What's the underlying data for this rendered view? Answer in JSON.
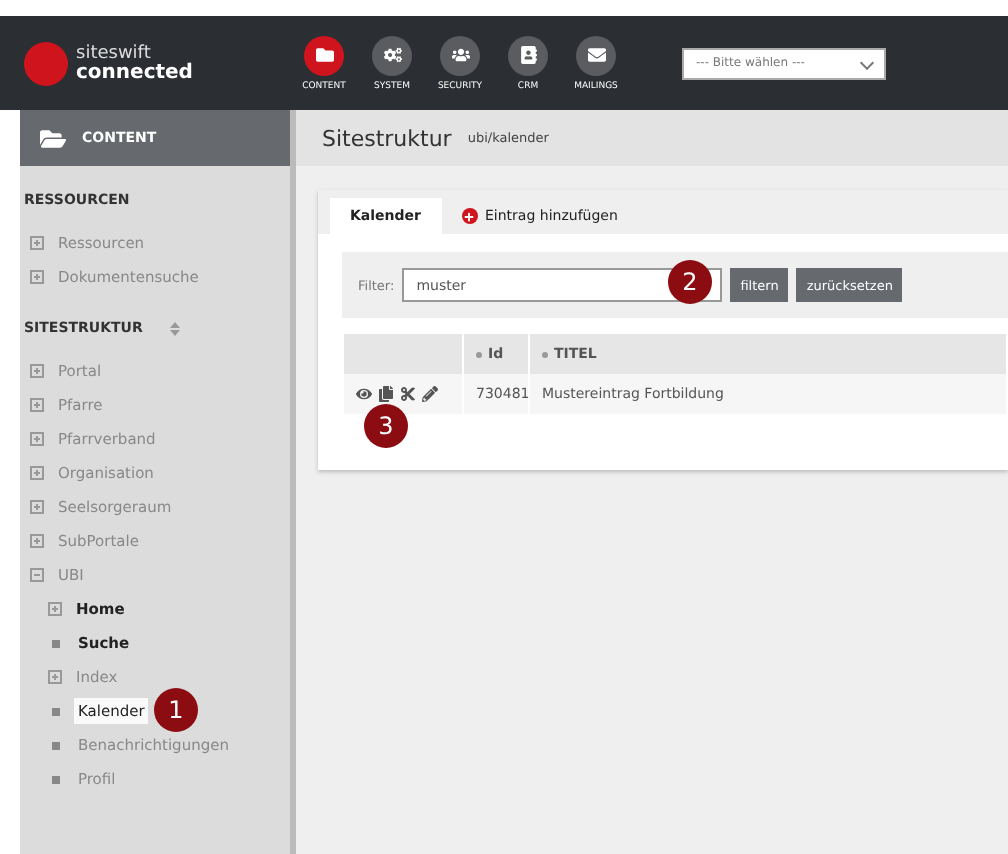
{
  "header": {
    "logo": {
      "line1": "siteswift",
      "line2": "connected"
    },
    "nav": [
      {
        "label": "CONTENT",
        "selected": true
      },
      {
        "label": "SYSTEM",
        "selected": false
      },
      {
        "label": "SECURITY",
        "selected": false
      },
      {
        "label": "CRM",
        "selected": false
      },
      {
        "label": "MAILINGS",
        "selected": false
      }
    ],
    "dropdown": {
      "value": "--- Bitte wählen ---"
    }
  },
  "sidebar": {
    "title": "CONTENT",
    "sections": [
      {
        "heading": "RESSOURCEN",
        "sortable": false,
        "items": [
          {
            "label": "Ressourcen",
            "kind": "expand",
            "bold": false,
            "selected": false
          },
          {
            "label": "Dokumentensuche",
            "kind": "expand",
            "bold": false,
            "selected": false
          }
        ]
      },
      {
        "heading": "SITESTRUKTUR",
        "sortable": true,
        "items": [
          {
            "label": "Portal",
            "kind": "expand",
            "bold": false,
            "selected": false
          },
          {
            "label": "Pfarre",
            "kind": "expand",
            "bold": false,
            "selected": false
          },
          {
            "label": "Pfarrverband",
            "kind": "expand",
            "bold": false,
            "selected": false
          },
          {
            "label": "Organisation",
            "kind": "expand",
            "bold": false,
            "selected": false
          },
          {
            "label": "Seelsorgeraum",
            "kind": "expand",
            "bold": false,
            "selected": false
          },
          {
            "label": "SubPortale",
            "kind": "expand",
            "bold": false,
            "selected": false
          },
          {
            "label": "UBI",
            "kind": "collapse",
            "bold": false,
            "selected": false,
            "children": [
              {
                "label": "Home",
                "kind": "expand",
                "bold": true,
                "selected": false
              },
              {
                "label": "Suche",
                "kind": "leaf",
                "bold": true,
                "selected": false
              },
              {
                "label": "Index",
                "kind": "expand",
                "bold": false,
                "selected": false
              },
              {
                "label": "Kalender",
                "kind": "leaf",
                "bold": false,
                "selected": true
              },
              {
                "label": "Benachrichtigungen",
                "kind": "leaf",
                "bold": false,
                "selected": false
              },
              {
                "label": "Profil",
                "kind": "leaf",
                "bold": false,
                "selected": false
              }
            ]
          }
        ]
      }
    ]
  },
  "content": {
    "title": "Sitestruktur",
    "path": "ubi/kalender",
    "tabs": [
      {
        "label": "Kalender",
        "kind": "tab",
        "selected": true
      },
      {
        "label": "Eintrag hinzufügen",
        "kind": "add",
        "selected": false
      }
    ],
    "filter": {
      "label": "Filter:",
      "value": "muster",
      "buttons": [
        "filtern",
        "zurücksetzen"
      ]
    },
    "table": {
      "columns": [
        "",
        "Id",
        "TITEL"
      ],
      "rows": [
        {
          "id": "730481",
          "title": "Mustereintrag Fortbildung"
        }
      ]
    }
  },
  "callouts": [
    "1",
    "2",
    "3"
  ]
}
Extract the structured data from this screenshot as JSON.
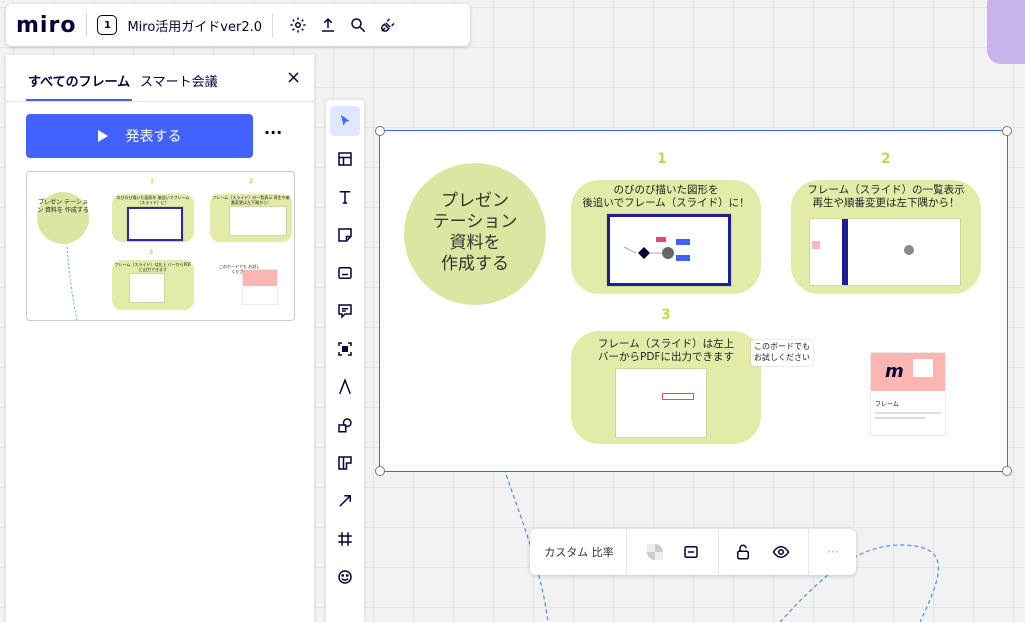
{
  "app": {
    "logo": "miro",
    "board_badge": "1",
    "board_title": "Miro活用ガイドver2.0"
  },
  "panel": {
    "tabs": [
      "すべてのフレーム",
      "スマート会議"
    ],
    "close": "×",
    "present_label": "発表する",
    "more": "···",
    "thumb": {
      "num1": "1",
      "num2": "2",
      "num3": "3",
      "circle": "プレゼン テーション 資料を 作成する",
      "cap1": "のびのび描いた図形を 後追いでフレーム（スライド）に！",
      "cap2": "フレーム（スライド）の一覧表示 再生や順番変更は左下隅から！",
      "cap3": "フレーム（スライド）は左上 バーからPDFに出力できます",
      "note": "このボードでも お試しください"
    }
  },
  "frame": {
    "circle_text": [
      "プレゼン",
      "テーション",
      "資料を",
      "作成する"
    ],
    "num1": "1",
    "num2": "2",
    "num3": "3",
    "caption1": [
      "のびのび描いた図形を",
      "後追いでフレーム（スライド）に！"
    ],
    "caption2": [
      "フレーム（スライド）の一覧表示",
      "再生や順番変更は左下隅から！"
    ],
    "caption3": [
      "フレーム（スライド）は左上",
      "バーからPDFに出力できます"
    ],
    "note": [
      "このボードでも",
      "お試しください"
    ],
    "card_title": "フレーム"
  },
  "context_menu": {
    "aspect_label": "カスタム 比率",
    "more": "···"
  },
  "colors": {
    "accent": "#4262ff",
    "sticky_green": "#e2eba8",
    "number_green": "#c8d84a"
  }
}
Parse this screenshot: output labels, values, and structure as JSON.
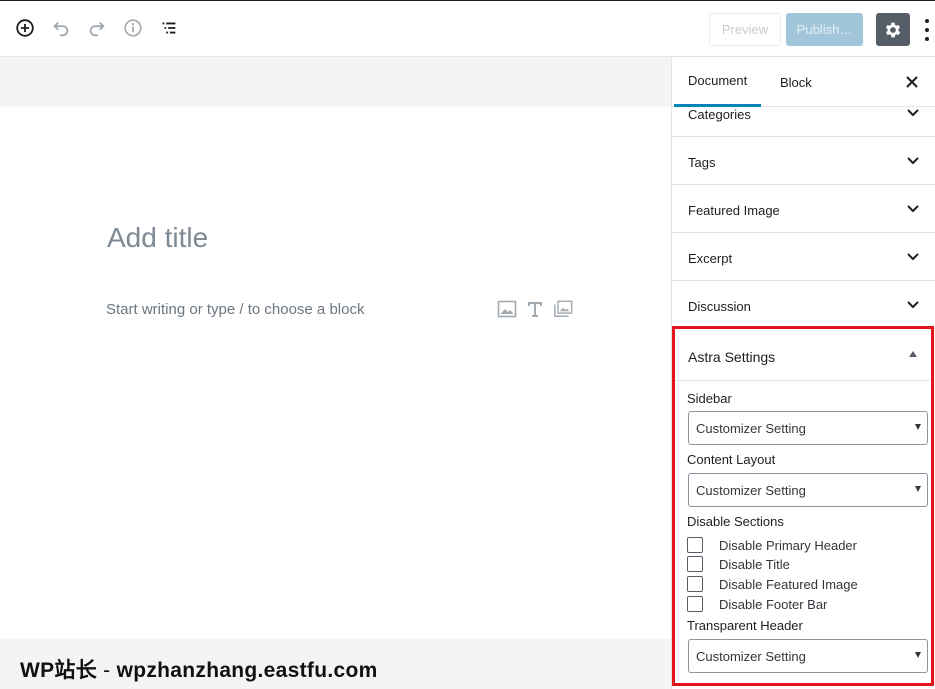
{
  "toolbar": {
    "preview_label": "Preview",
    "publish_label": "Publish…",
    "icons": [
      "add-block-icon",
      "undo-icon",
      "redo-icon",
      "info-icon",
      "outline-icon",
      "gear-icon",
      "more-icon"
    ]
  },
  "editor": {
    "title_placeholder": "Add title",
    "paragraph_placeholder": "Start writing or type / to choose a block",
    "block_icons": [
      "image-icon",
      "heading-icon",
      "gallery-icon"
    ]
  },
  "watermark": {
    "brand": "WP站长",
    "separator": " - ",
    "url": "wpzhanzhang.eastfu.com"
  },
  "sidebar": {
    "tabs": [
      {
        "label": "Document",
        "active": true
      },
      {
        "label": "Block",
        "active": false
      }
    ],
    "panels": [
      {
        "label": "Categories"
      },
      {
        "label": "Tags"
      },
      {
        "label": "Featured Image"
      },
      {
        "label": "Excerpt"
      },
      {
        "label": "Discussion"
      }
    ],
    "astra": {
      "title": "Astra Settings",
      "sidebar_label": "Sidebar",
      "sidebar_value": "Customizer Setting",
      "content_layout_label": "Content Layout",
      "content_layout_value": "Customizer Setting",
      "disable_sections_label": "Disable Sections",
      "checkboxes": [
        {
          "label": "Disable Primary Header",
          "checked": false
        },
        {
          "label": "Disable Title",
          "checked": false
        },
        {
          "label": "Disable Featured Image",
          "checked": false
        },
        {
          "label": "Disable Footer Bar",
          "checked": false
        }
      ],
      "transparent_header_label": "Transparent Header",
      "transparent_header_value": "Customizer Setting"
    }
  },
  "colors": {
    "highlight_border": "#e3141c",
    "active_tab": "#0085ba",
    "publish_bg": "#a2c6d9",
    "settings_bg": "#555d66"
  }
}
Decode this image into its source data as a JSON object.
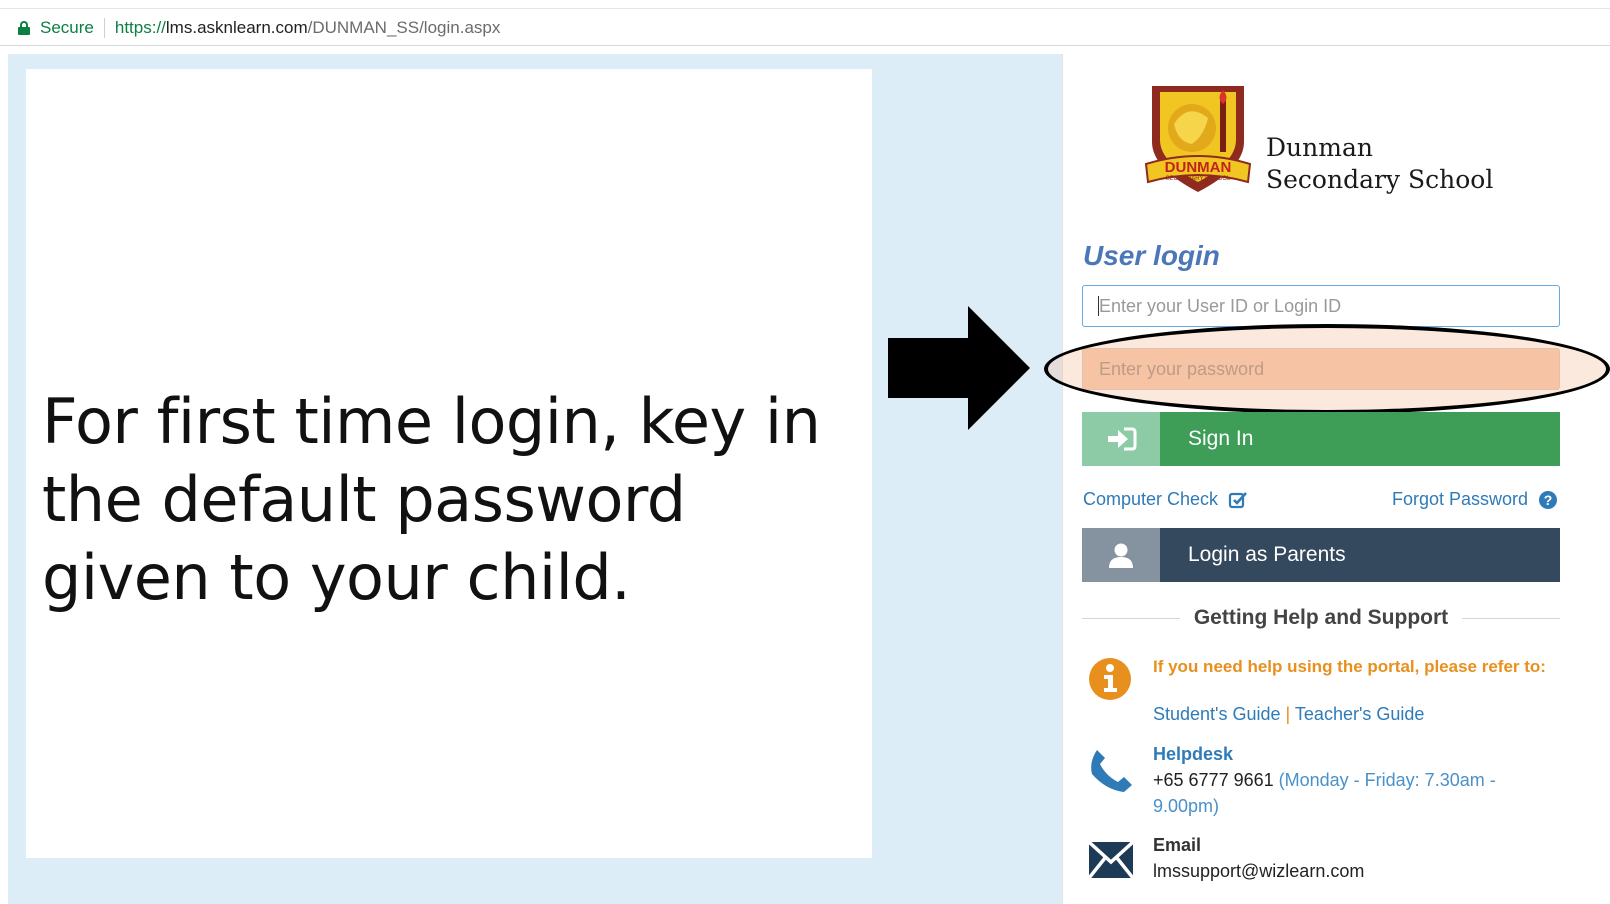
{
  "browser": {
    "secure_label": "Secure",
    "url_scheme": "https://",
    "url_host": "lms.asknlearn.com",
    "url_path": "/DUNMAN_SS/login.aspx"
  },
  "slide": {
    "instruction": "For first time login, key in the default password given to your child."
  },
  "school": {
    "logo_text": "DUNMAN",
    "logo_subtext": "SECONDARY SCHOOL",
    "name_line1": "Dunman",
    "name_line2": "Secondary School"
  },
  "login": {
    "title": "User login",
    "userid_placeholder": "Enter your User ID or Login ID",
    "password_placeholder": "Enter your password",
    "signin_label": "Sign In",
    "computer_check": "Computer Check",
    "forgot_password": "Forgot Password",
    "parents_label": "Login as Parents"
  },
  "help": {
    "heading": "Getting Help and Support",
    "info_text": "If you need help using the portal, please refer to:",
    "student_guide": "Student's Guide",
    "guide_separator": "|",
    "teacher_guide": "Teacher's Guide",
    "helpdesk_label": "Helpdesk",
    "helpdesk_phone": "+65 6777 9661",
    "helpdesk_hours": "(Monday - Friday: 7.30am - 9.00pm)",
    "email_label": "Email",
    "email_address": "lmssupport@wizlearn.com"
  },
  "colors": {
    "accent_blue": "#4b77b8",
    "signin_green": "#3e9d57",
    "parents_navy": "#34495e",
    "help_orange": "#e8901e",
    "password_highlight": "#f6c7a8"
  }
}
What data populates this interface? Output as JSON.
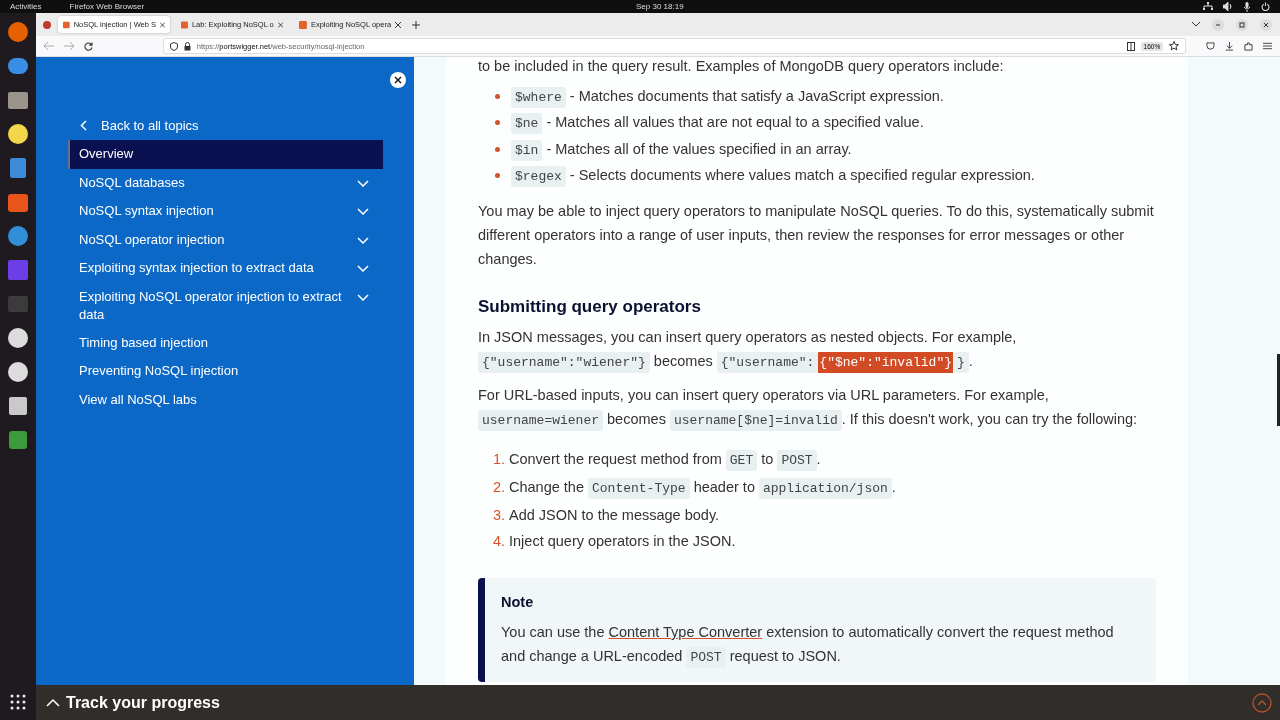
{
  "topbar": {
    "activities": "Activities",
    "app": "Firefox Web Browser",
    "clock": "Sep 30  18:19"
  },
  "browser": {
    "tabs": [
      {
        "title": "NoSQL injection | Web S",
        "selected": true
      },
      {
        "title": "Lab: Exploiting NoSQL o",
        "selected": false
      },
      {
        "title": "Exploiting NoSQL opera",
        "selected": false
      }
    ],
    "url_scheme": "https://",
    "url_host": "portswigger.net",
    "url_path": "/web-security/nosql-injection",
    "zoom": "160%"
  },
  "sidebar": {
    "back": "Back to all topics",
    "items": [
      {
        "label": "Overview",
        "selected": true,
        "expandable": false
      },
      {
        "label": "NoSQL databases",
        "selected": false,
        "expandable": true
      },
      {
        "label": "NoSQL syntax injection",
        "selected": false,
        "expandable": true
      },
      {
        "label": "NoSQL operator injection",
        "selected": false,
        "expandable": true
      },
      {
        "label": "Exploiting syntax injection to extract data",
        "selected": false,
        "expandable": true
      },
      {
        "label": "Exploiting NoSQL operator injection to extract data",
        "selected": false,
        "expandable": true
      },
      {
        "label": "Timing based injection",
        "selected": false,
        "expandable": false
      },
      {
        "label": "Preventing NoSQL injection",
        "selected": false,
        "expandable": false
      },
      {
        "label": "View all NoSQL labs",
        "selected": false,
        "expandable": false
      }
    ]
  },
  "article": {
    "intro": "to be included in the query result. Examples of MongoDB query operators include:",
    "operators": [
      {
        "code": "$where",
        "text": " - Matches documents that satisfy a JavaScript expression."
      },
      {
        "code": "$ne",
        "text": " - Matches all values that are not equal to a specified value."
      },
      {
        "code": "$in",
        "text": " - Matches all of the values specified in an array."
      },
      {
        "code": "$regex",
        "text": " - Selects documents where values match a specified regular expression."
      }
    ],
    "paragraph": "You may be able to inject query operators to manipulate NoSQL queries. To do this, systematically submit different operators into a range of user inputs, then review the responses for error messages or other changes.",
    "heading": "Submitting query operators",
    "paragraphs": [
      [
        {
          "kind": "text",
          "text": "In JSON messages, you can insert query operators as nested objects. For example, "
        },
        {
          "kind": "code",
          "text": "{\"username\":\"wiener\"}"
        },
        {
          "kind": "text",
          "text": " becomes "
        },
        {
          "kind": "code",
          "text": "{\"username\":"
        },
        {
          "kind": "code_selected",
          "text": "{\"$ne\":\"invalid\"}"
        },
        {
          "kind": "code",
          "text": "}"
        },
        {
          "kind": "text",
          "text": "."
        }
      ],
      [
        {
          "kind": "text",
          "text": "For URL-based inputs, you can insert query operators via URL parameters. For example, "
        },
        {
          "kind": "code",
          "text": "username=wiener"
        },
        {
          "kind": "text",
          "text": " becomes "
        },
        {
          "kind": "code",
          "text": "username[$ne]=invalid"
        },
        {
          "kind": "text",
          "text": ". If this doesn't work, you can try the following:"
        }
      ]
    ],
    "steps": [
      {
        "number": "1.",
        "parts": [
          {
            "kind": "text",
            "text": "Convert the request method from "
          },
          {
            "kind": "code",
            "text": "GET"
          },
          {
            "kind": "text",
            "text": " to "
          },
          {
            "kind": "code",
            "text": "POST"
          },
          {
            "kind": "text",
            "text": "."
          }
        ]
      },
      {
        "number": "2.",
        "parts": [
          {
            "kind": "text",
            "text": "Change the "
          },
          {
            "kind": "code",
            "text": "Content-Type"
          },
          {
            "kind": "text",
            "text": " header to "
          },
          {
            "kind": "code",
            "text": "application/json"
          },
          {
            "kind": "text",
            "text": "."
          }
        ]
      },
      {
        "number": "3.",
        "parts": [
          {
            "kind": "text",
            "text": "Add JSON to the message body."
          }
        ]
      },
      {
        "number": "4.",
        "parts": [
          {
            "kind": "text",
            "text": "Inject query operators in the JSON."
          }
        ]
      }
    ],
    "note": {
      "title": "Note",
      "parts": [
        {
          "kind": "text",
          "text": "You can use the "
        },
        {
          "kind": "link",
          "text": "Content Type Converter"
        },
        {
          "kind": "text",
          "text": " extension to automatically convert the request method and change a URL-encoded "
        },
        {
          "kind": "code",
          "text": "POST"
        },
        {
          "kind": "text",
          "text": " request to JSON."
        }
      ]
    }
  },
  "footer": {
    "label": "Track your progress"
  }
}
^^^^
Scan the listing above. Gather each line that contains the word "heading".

* **COMPLETED TASK**
        "heading": "RESSOURCEN",
        "heading": "SITESTRUKTUR",
      "heading-icon",
    "heading": "Getting Help and Support",
    "heading": "Submitting query operators",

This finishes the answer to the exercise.